Lauren Weinstein has a good follow up to the mis-reported rootkit story from a month ago. The G2 handset, successor to the early G1 Android phone, included a firmware reset feature that re-installed the stock image if it detected changes, like rooting of the phone. Many after market customizations and improvements rely on rooting, or acquire full software privileges, of Android phones.
Lauren was one of the saner voices at that time, clarify what would have to be true for this vendor “feature” to qualify as an actual rootkit. What T-Mobile and HTC did to the G2 is at most a form of DRM. For it to have been a rootkit, it would have had to allow some user, local or remote, access they would not otherwise have. Attackers leave these kits behind to turn a one time crack into an asset with ongoing value. Weinstein’s objection to the imprecise usage was that it clouded the real issues here.
He also suggested that as dire as this protective measure might have seemed, the dedicate modder community would surmount it like every other challenge vendors and carriers have tried to erect to user’s exercising their owner override.
As it turns out, it was quickly established that the G2 was not using a firmware rewrite system, but rather was employing the protected mode of JEDEC Embedded MMC memory (eMMC). Temporary rooting of the device was possible from early on since the underlying Linux kernel was caching changes related to user root attempts, but the eMMC protection mechanism was preventing those changes from ever being successfully written to flash system memory — so all such changes were lost at the next boot of the phone.
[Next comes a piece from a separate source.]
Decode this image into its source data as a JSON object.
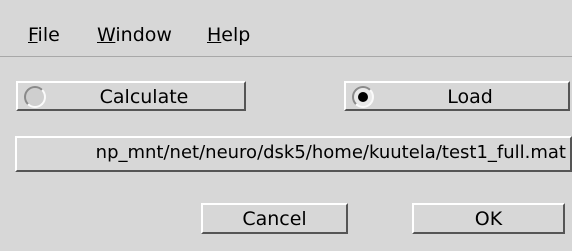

Lauren clearly followed this development quite closely. There are more details, if you are curious, in his blog post. The takeaway is both that this type of enclosure is almost certainly doomed to failure. Choice is a strong enough motivator for someone to come up with a way to open a device to exercise it.